Entries supplied section start

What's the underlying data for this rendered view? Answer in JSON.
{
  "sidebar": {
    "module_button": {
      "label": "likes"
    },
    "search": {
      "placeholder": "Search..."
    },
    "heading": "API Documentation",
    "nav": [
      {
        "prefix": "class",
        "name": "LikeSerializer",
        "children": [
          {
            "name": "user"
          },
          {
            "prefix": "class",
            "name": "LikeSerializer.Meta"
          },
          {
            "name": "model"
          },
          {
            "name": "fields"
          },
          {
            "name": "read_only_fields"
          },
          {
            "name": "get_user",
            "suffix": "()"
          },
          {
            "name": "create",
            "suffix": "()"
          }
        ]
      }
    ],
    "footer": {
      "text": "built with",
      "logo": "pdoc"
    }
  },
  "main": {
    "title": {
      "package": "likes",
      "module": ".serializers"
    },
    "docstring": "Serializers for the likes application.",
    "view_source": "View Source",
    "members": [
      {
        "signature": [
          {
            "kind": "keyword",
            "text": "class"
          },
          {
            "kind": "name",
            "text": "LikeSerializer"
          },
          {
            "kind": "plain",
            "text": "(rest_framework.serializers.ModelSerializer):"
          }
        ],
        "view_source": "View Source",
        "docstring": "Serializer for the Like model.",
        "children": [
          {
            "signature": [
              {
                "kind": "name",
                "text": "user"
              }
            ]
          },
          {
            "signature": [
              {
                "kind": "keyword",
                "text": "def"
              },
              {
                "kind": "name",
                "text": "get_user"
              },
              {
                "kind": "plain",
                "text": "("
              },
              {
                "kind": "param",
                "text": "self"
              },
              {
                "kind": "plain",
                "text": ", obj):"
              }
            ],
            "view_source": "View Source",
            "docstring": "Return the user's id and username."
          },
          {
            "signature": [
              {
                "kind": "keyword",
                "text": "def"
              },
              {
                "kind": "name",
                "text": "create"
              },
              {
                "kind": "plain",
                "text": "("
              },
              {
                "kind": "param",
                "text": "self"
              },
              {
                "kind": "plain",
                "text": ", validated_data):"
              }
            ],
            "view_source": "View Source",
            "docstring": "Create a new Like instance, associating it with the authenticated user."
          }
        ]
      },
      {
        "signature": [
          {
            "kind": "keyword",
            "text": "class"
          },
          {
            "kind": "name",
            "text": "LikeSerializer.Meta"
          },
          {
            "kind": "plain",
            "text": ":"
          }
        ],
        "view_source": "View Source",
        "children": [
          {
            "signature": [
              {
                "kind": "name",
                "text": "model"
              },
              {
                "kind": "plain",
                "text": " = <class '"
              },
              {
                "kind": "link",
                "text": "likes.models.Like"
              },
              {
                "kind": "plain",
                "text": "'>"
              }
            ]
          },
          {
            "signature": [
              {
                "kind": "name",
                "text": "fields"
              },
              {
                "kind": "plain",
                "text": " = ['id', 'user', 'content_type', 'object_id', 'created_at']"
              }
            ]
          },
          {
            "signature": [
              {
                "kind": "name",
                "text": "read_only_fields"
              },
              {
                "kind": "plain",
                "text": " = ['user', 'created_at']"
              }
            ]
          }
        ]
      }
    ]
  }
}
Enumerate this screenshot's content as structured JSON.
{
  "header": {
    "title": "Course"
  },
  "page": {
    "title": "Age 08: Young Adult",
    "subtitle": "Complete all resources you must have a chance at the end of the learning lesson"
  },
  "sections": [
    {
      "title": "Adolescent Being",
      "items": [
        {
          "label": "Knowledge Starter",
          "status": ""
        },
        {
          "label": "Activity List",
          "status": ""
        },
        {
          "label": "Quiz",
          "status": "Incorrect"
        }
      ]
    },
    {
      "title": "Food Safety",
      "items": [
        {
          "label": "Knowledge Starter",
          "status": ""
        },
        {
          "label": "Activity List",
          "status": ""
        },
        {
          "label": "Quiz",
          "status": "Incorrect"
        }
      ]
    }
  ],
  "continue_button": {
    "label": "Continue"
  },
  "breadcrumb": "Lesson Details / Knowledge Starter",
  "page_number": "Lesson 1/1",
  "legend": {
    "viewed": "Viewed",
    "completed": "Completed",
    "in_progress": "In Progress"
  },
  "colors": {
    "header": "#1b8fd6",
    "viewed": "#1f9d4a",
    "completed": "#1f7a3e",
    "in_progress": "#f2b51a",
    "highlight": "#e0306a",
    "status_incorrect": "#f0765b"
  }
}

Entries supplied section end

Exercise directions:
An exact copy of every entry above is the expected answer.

Problem solution:
What's the underlying data for this rendered view? Answer in JSON.
{
  "sidebar": {
    "module_button": {
      "label": "likes"
    },
    "search": {
      "placeholder": "Search..."
    },
    "heading": "API Documentation",
    "nav": [
      {
        "prefix": "class",
        "name": "LikeSerializer",
        "children": [
          {
            "name": "user"
          },
          {
            "prefix": "class",
            "name": "LikeSerializer.Meta"
          },
          {
            "name": "model"
          },
          {
            "name": "fields"
          },
          {
            "name": "read_only_fields"
          },
          {
            "name": "get_user",
            "suffix": "()"
          },
          {
            "name": "create",
            "suffix": "()"
          }
        ]
      }
    ],
    "footer": {
      "text": "built with",
      "logo": "pdoc"
    }
  },
  "main": {
    "title": {
      "package": "likes",
      "module": ".serializers"
    },
    "docstring": "Serializers for the likes application.",
    "view_source": "View Source",
    "members": [
      {
        "signature": [
          {
            "kind": "keyword",
            "text": "class"
          },
          {
            "kind": "name",
            "text": "LikeSerializer"
          },
          {
            "kind": "plain",
            "text": "(rest_framework.serializers.ModelSerializer):"
          }
        ],
        "view_source": "View Source",
        "docstring": "Serializer for the Like model.",
        "children": [
          {
            "signature": [
              {
                "kind": "name",
                "text": "user"
              }
            ]
          },
          {
            "signature": [
              {
                "kind": "keyword",
                "text": "def"
              },
              {
                "kind": "name",
                "text": "get_user"
              },
              {
                "kind": "plain",
                "text": "("
              },
              {
                "kind": "param",
                "text": "self"
              },
              {
                "kind": "plain",
                "text": ", obj):"
              }
            ],
            "view_source": "View Source",
            "docstring": "Return the user's id and username."
          },
          {
            "signature": [
              {
                "kind": "keyword",
                "text": "def"
              },
              {
                "kind": "name",
                "text": "create"
              },
              {
                "kind": "plain",
                "text": "("
              },
              {
                "kind": "param",
                "text": "self"
              },
              {
                "kind": "plain",
                "text": ", validated_data):"
              }
            ],
            "view_source": "View Source",
            "docstring": "Create a new Like instance, associating it with the authenticated user."
          }
        ]
      },
      {
        "signature": [
          {
            "kind": "keyword",
            "text": "class"
          },
          {
            "kind": "name",
            "text": "LikeSerializer.Meta"
          },
          {
            "kind": "plain",
            "text": ":"
          }
        ],
        "view_source": "View Source",
        "children": [
          {
            "signature": [
              {
                "kind": "name",
                "text": "model"
              },
              {
                "kind": "plain",
                "text": " = <class '"
              },
              {
                "kind": "link",
                "text": "likes.models.Like"
              },
              {
                "kind": "plain",
                "text": "'>"
              }
            ]
          },
          {
            "signature": [
              {
                "kind": "name",
                "text": "fields"
              },
              {
                "kind": "plain",
                "text": " = ['id', 'user', 'content_type', 'object_id', 'created_at']"
              }
            ]
          },
          {
            "signature": [
              {
                "kind": "name",
                "text": "read_only_fields"
              },
              {
                "kind": "plain",
                "text": " = ['user', 'created_at']"
              }
            ]
          }
        ]
      }
    ]
  }
}
Enumerate this screenshot's content as structured JSON.
{
  "header": {
    "title": "Course"
  },
  "page": {
    "title": "Age 08: Young Adult",
    "subtitle": "Complete all resources you must have a chance at the end of the learning lesson"
  },
  "sections": [
    {
      "title": "Adolescent Being",
      "items": [
        {
          "label": "Knowledge Starter",
          "status": ""
        },
        {
          "label": "Activity List",
          "status": ""
        },
        {
          "label": "Quiz",
          "status": "Incorrect"
        }
      ]
    },
    {
      "title": "Food Safety",
      "items": [
        {
          "label": "Knowledge Starter",
          "status": ""
        },
        {
          "label": "Activity List",
          "status": ""
        },
        {
          "label": "Quiz",
          "status": "Incorrect"
        }
      ]
    }
  ],
  "continue_button": {
    "label": "Continue"
  },
  "breadcrumb": "Lesson Details / Knowledge Starter",
  "page_number": "Lesson 1/1",
  "legend": {
    "viewed": "Viewed",
    "completed": "Completed",
    "in_progress": "In Progress"
  },
  "colors": {
    "header": "#1b8fd6",
    "viewed": "#1f9d4a",
    "completed": "#1f7a3e",
    "in_progress": "#f2b51a",
    "highlight": "#e0306a",
    "status_incorrect": "#f0765b"
  }
}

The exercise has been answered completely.